Theories about terrorist bomb-making capabilities are only speculation at this point, but in March, the U.S. began banning in-flight laptops and other large electronics for U.S.-bound flights from 10 airports in eight countries in the Middle East and Africa.

The International Air Transport Association estimates an expansion of the ban to inbound U.S. flights from Europe would cost more than $1 billion annually in lost time to passengers. It is estimated that nearly a third of the 100,000 passengers flying daily between Europe and the U.S. are business travelers with laptops.

The reason why the ban is for in-cabin electronics only so far is that cargo luggage generally comes under more stringent screening than carry-ons, and a bomb stowed in an aircraft’s cargo hold would need to be more powerful than a bomb in the cabin.

However, storing more electronics devices in a cargo hold can present other problems. Lithium batteries have been known to spontaneously ignite under certain conditions on aircraft in flight.

At a security summit held earlier this year, Frances Townsend, former assistant to the president for Homeland Security and Counterterrorism, suggested that security officials, the travel industry and electronics manufacturers think differently, and move the “protective barrier” further away from airports and aircraft.

She recommended that manufacturers of electronic devices sit down with agencies like the DHS to find ways to engineer electronics to reduce the risk of their being used for terror.


The World’s Best Events to Build Trips Around

All travel advisors can benefit from adding events to their trip-planning services, further expanding their ability to help their clients have unforgettable travel experiences - the kind that they’ll tell their grandkids about some day.

TMR Recommendations
Top Stories
Collette Introduces 22 New Tours for 2020

The company is focusing on expansion of its small group Explorations series to places like Spain, Portugal, the Baltics, and Patagonia.

Avanti Destinations Expands into New Regions

The provider of custom-designed independent packages is growing its destinations and itineraries in 2019 and 2020.

Tour Operator Friendly Planet Travel Acquires InsightCuba

The transaction unites two tour companies that are licensed to offer programs to Cuba, placing them in a stronger position to promote travel to Cuba.

Hotel Executives on Headwinds Caused by Media Coverage of Dominican Republic

Industry leaders talk about what the travel industry needs to do to change the negative narrative that has been created around the Caribbean country.

New Apple CEO and D.R.’s Minister of Tourism Address Advisors at ALG’s First Ascend Summit

Dominican Republic official assures advisors that the country is as safe as ever and asks for their support in educating the public.

Former Silversea CEO Amerigo Perasso to Lead Abercrombie & Kent

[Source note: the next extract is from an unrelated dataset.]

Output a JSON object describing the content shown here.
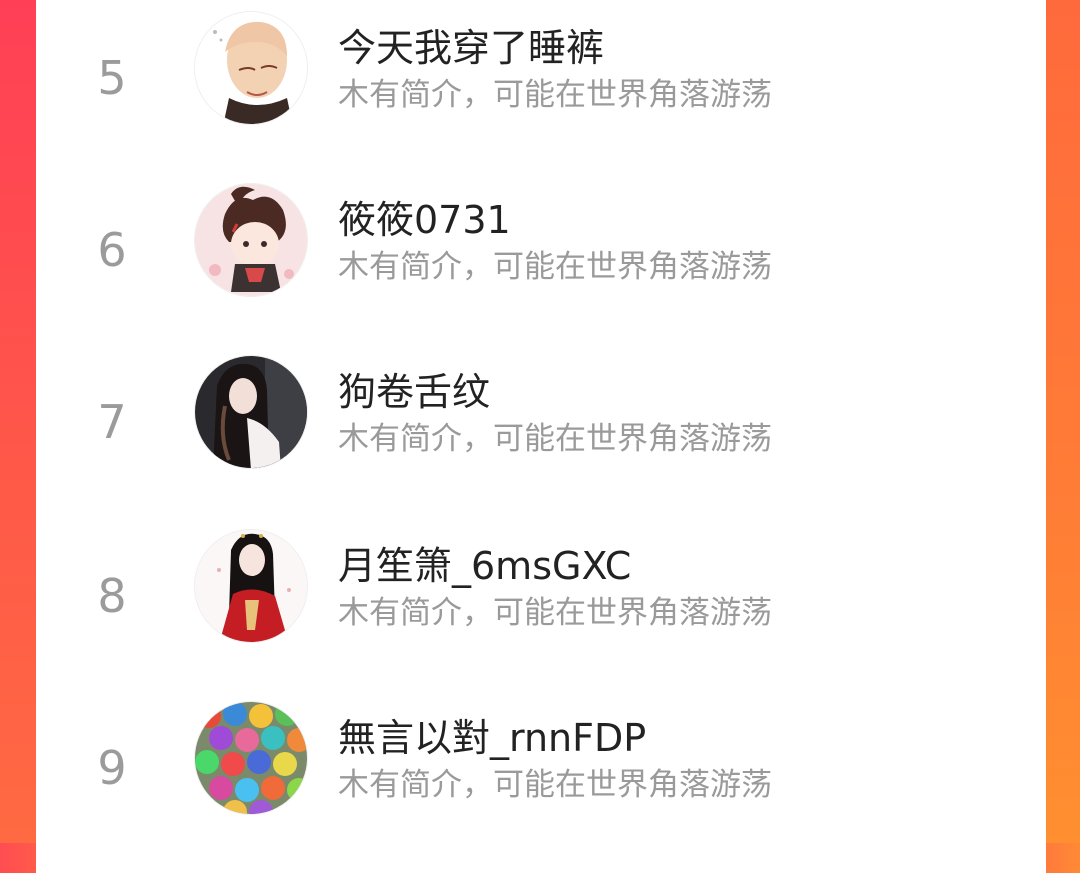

He replaces founder Geoffrey Kent, who will now serve as co-chairman.

News Briefs
Tip of the Day

"Our existing clients are evolving into something new versus what clients used to be, and we’re trying to grow with them."

Tracee Williams, Destinations Travel Agency

Daily Top List

Six Ways to Better Promote Your Agency

  1. Have a plan
  2. Track leads
  3. Attract followers
  4. Use a professional account
  5. Don’t be afraid to utilize video
  6. Be consistent

Source: TMR


TMR Outlooks
Advertiser's Voice
Advertiser's Voice: USTOA's Recalculating with Harrison Greenbaum – Episode 2 (Dining in Mexico City)